While on the road to my L5R Kotei this weekend, one of my friends commented that they were interested in jazz, but didn't have much to work off of except for soundtrack being used on one of his favorite shows. So I started thinking, "How can I give my friend a good introduction to jazz without overwhelming him?" As a result, I came up with the following collection that covers most of your bases, and I threw in a couple of favorites for kicks.
Give a listen while you read...
Verve Jazz Masters
|![Verve Jazz Masters 20]](../img_post/2013-04-23-dillieo-delights-quintessential-jazz/2013-04-verve_jazz_masters_20.jpg)|

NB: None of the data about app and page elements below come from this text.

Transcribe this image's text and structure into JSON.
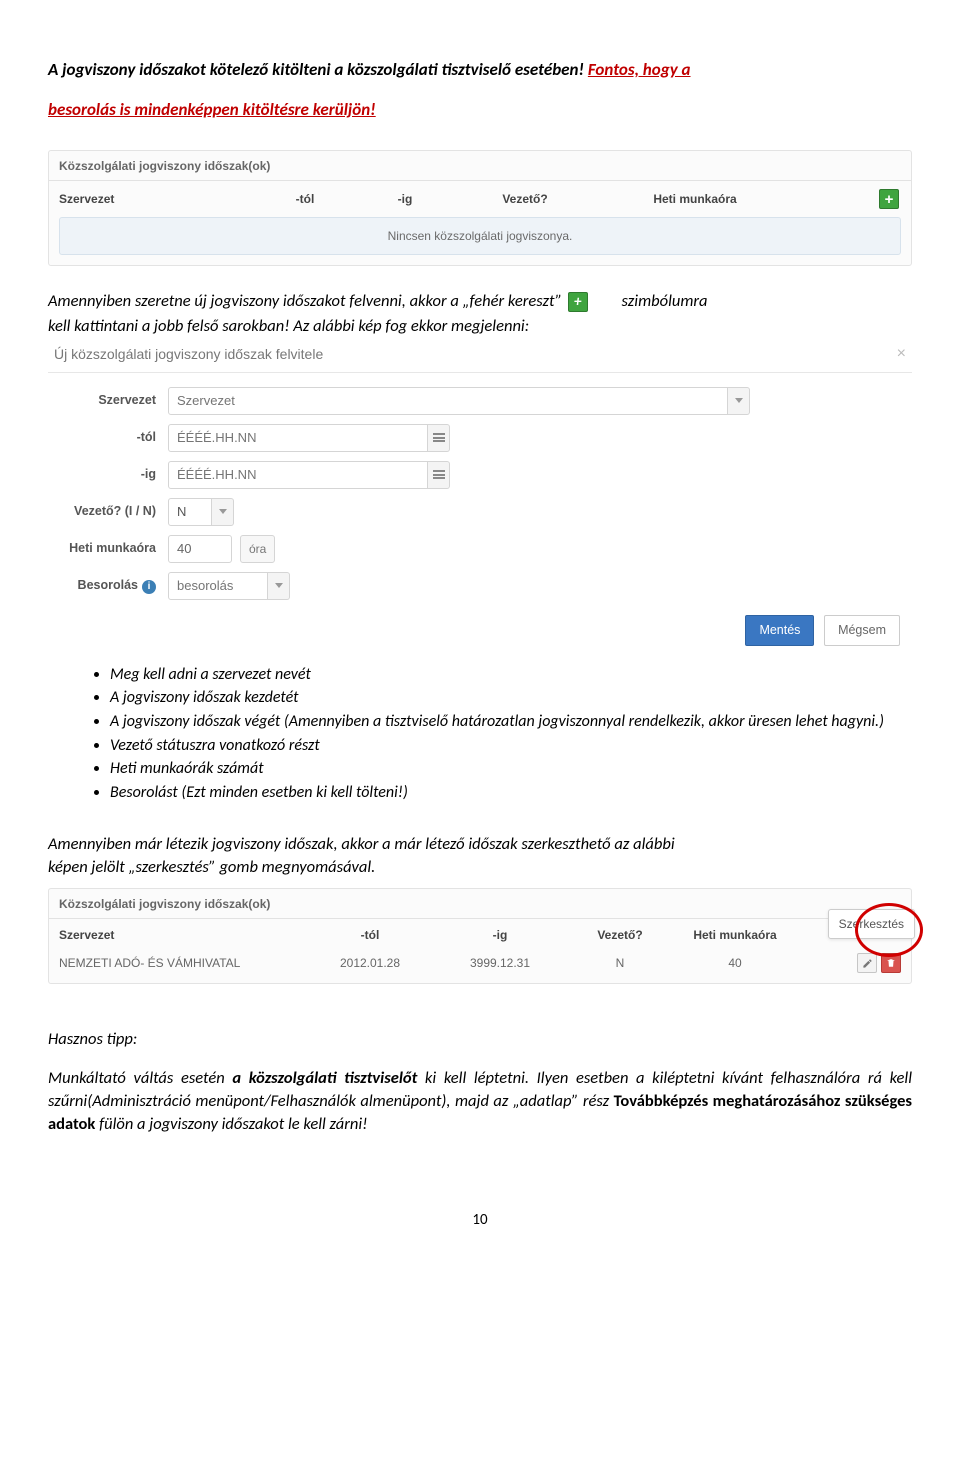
{
  "warn_line1_a": "A jogviszony időszakot kötelező kitölteni a közszolgálati tisztviselő esetében! ",
  "warn_line1_b": "Fontos, hogy a",
  "warn_line2": "besorolás is mindenképpen kitöltésre kerüljön!",
  "panel1": {
    "title": "Közszolgálati jogviszony időszak(ok)",
    "headers": {
      "szervezet": "Szervezet",
      "tol": "-tól",
      "ig": "-ig",
      "vezeto": "Vezető?",
      "heti": "Heti munkaóra"
    },
    "empty": "Nincsen közszolgálati jogviszonya."
  },
  "para_inline_a": "Amennyiben szeretne új jogviszony időszakot felvenni, akkor a „fehér kereszt”",
  "para_inline_b": "szimbólumra",
  "para_inline_c": "kell kattintani a jobb felső sarokban! Az alábbi kép fog ekkor megjelenni:",
  "dialog": {
    "title": "Új közszolgálati jogviszony időszak felvitele",
    "labels": {
      "szervezet": "Szervezet",
      "tol": "-tól",
      "ig": "-ig",
      "vezeto": "Vezető? (I / N)",
      "heti": "Heti munkaóra",
      "besorolas": "Besorolás"
    },
    "placeholders": {
      "szervezet": "Szervezet",
      "date": "ÉÉÉÉ.HH.NN",
      "vezeto": "N",
      "heti": "40",
      "ora": "óra",
      "besorolas": "besorolás"
    },
    "buttons": {
      "save": "Mentés",
      "cancel": "Mégsem"
    }
  },
  "reqs": [
    "Meg kell adni a szervezet nevét",
    "A jogviszony időszak kezdetét",
    "A jogviszony időszak végét (Amennyiben a tisztviselő határozatlan jogviszonnyal rendelkezik, akkor üresen lehet hagyni.)",
    "Vezető státuszra vonatkozó részt",
    "Heti munkaórák számát",
    "Besorolást (Ezt minden esetben ki kell tölteni!)"
  ],
  "para2_a": "Amennyiben már létezik jogviszony időszak, akkor a már létező időszak szerkeszthető az alábbi",
  "para2_b": "képen jelölt „szerkesztés” gomb megnyomásával.",
  "panel2": {
    "title": "Közszolgálati jogviszony időszak(ok)",
    "headers": {
      "szervezet": "Szervezet",
      "tol": "-tól",
      "ig": "-ig",
      "vezeto": "Vezető?",
      "heti": "Heti munkaóra"
    },
    "row": {
      "szervezet": "NEMZETI ADÓ- ÉS VÁMHIVATAL",
      "tol": "2012.01.28",
      "ig": "3999.12.31",
      "vezeto": "N",
      "heti": "40"
    },
    "tooltip": "Szerkesztés"
  },
  "tip": {
    "head": "Hasznos tipp:",
    "body_a": "Munkáltató váltás esetén ",
    "body_b": "a közszolgálati tisztviselőt",
    "body_c": " ki kell léptetni. Ilyen esetben a kiléptetni kívánt felhasználóra rá kell szűrni(Adminisztráció menüpont/Felhasználók almenüpont), majd az „adatlap” rész ",
    "body_d": "Továbbképzés meghatározásához szükséges adatok",
    "body_e": " fülön a jogviszony időszakot le kell zárni!"
  },
  "page_number": "10"
}
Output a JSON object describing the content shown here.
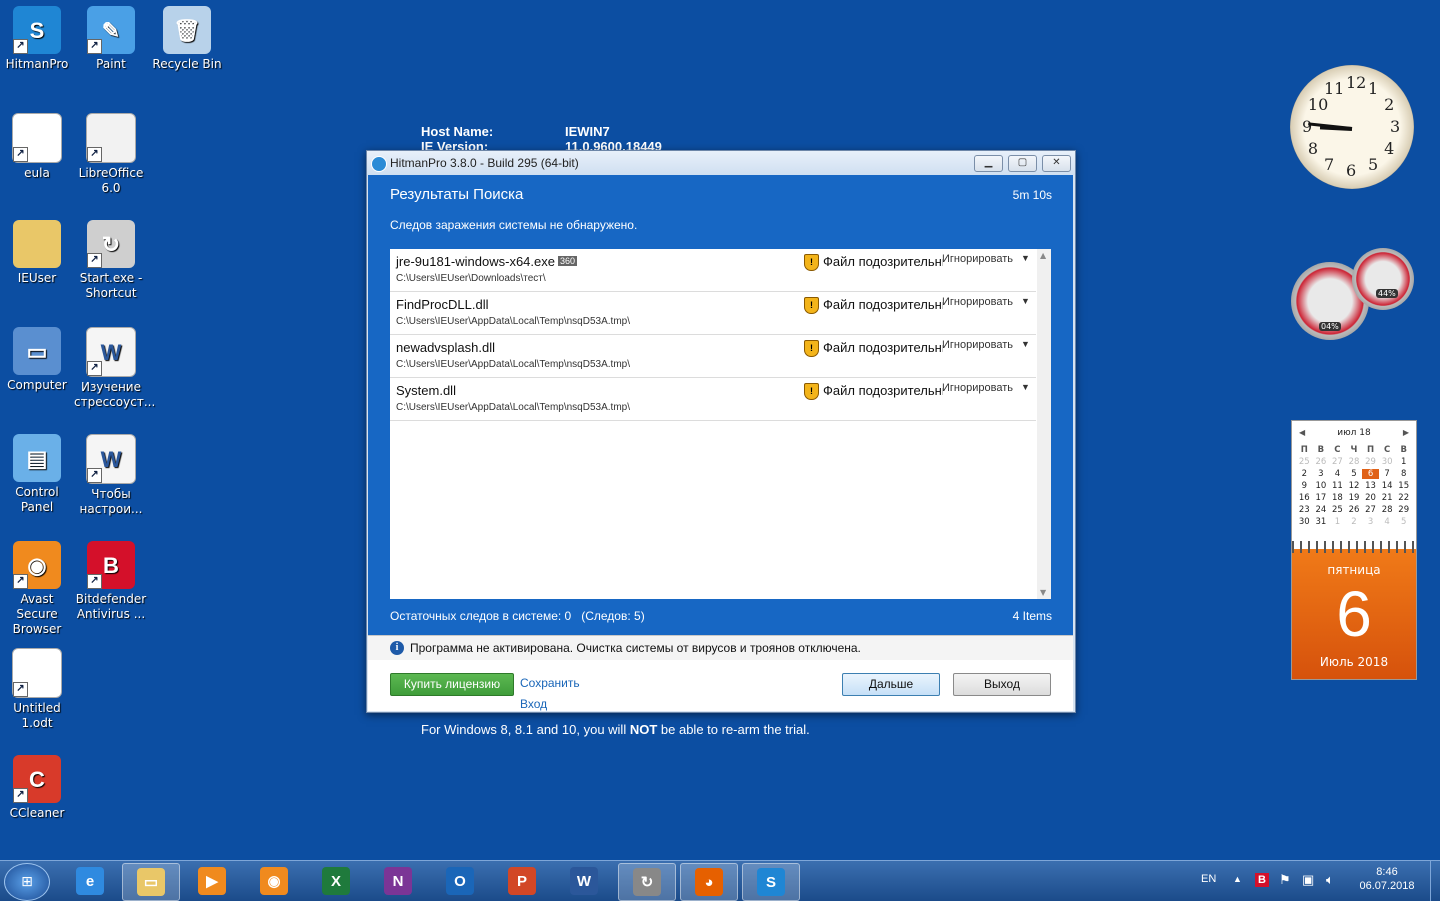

During the early years of jazz, the Verve record label was the predominant label for jazz legends. To that extent, they released an entire "Jazz Masters" series. Among the series (which spans a good 60 albums) are two "compilation" albums that give you a great exposure to the variety of artists over time. I've had these for a while and they are fabulous. We'll toss those in.
Blue Note Records
Looking towards the modern era of Jazz, Blue Note records stands out as the dominant label. While they don't have a "masters" series, they have a great 2 disc album humbly called "The Best Blue Note Album In the World ...Ever!" Indeed it is a fabulous album. You get some of the newer vocals by Bobby McFerrin and the fusion styling of Us3 with the well known "Cantaloop (Flip Fantasia).
A Few Favorite Albums and Tracks
With the 4 discs worth of music above, I think anybody looking to get a solid foot in the door will get a wonderful exposure to jazz that spans it's entire lifetime up to this point. That said, I wouldn't be doing my friend justice if I didn't toss a couple of personal favorites into the mix.
Chick Corea makes some amazing fusion jazz that shows you that your typical ensemble is not necessary. He pioneered the use of the "electric piano" in jazz music in the 70s. I particularly love his album "Works" because he uses a variety of stringed instruments (cello, violin, etc.) to make some wonderful jazz on top of his classic electric piano sound. "La Fiesta" (the last track on the album) is particularly wonderful and I can't help but dance every time I hear it.
Duke Ellington (my all time favorite) and Louis (Louie) Armstrong are two of the godfathers of jazz and their music and composition are still highly influential today. So what happens when the two of them get together to make an album? It is nothing short of pure beauty. You can see the distinctive styles of each artist separately and together that make magic.
Finally, here are a few of my all time favorite tracks:
- Duke Ellington's Caravan - This was quite honestly the very first jazz track I heard that made me fall in love with jazz. Juan Tizol's enchanting use of the trombone, followed in with Johnny Hodge's swinging saxophone, all done in a the classic Ellington arrangement is pure genius.
- Dizzy Gillespie's Manteca - Aside from the amazingly huge cheeks, Gillespie opened my eyes out of the "traditional" jazz/swing genre into AfroCuban and Bebop styles that he helped pioneer. I can remember playing this track on an old cassette recorder until it nearly broke.
- Duke Ellington's 1956 Newport Performance - Part of this is due to the sheer folklore of the performance, part of it is just because it is THAT GOOD! The complete story behind Ellington's performance can be found here, but the bottom line is that he got people up and dancing in the crowds thanks to Paul Gonsalves' 27 bar open solo.
Wrap It Up and Listen!